Habung is a expansive fortification region in between Pachim Dhemaji and Dhakuakhana under undivided Dhemaji district in bank of Korha and Charikodiya rivers in Assam. Habung was originally Brahmin settlement, settled by Ratna Pala of the Pala dynasty of Kamarupa in the 10th century. According to other sources, the name originates in Ha-Bong, the fifth capital of Ahom kingdom. It means Fifth King in Ahom language..The area is now a historical tourism place with historical Maidam and a corpse washing pond in between the fortification made by Ahom surrounded by mostly Ahom population and Ahom villages under Ajoha panchayat.
Sanamahism or Sanamahi Laining refers to the traditional Meitei beliefs and religion found in the state of India called Manipur near Myanmar. The term is derived from Sanamahi, one of the important Meetei deities. Sanamahi is said to derive his power from the combination of all the stars in the galaxy. Lord Sun worships him for more power and he delivers all with ease. According to Bertil Lintner, Sanamahism is an "animistic, ancestor worshipping, shaman-led tradition".
A maidam is a tumulus of the royalty and aristocracy of the medieval Ahom Kingdom (1228-1826) in Assam, India. The royal maidams are found exclusively at Charaideo, near Sibasagar; whereas other maidams are found scattered in the region between Jorhat and Dibrugarh towns. Structurally, a maidam consists of vaults with one or more chambers. The vaults have a domical superstructure that is covered by a hemispherical earthen mound that rises high above the ground with an open pavilion at the peak called chow chali. An octagonal dwarf wall encloses the entire maidam.
The Tai folk religion, known in Lao and Thai as Satsana Phi, is a form of animist religious beliefs traditionally and historically practiced by groups of ethnic Tai peoples.
The di inferi or dii inferi were a shadowy collective of ancient Roman deities associated with death and the underworld. The epithet inferi is also given to the mysterious Manes, a collective of ancestral spirits. The most likely origin of the word Manes is from manus or manis, meaning "good" or "kindly," which was a euphemistic way to speak of the inferi so as to avert their potential to harm or cause fear.
Singarigharutha was the traditional coronation ceremony of the king of the Ahom kingdom, a medieval kingdom in Assam. During the period of Ahom supremacy in Assam, the Singarigharutha ceremony had important constitutional significance. It was believed that even though an Ahom prince became king, he could not attain the status of full-fledged monarch until his Singarigharutha ceremony was completely performed. Therefore, each Ahom ruler after their accession to the throne tried to organize the ceremony as soon as possible. But it was not as easy since the ceremony was very expensive and there were records when some of the Ahom kings had to postpone it owing to emergency situations or due to financial crisis of the state.

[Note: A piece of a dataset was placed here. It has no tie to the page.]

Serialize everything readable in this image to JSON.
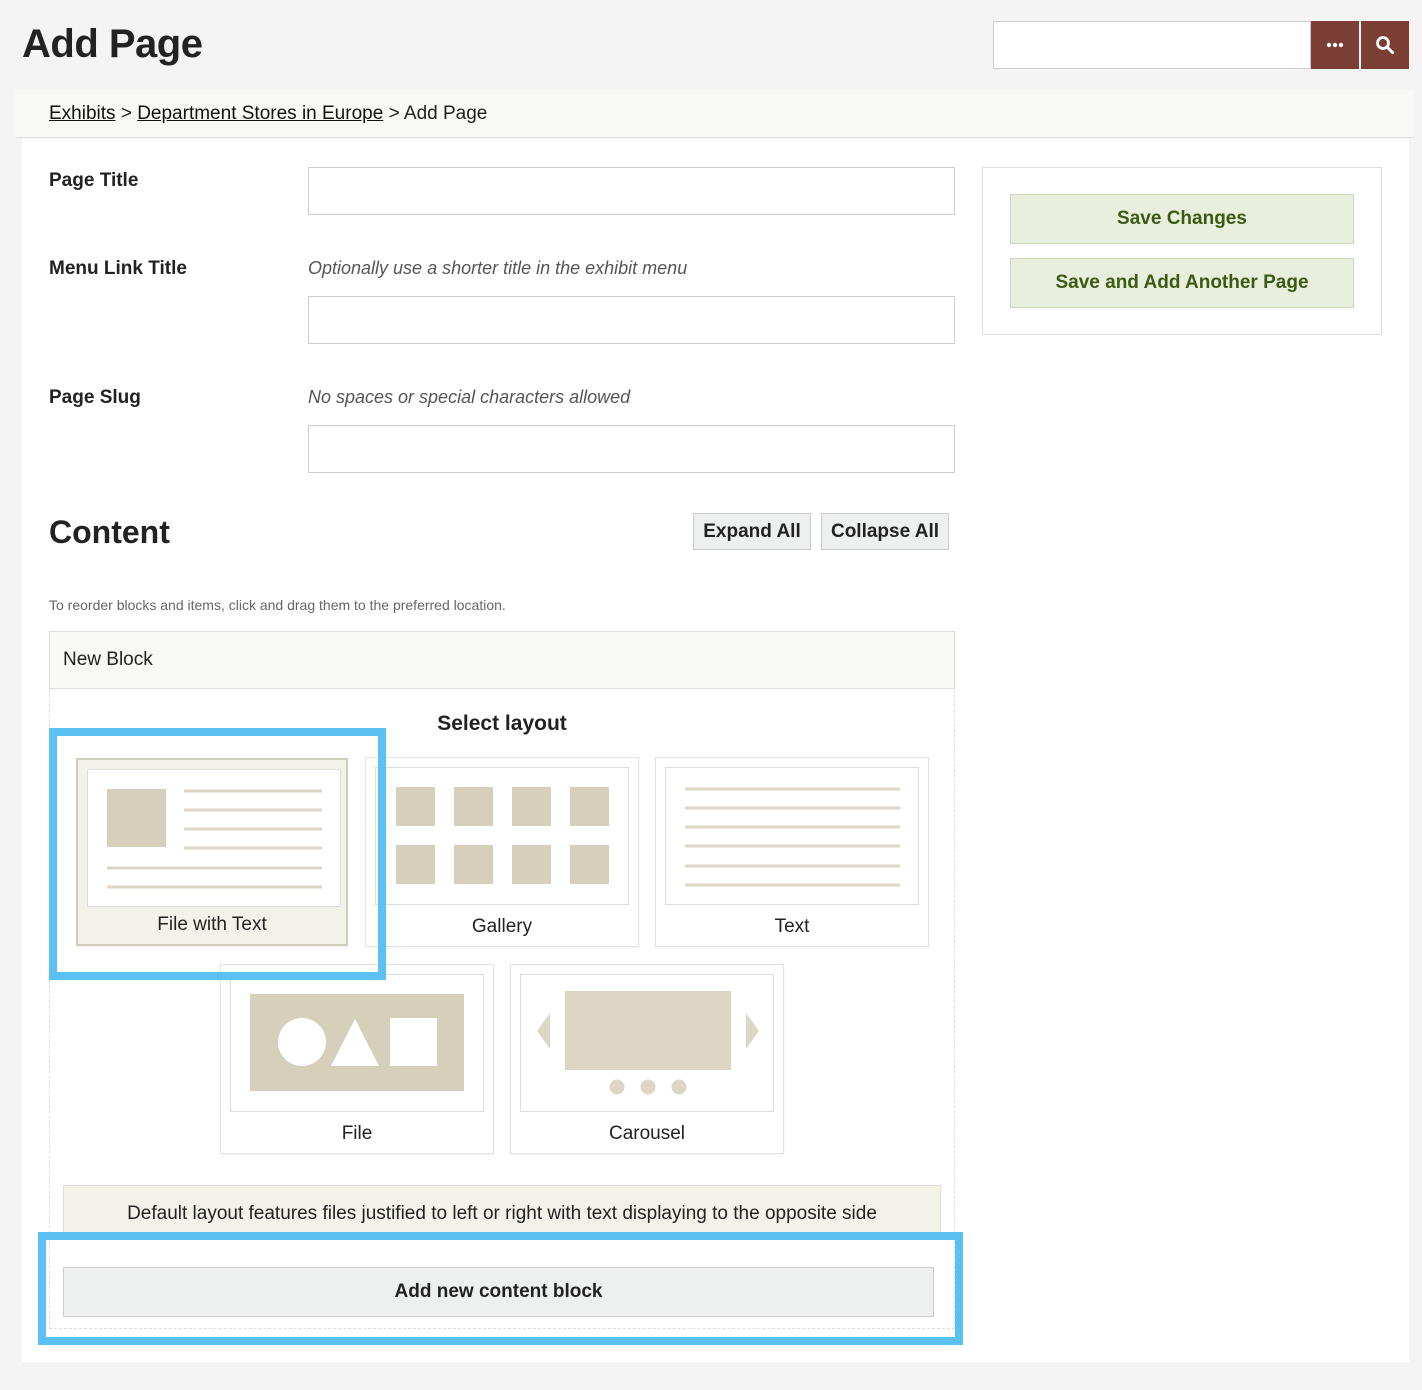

Miao folk religion or Hmong folk religion is the common ethnic religion of Miao peoples, primarily consisting in the practice of kev dab qhuas. The religion is also called Hmongism by a Hmong American church established in 2012 to organise it among Hmong people in the United States.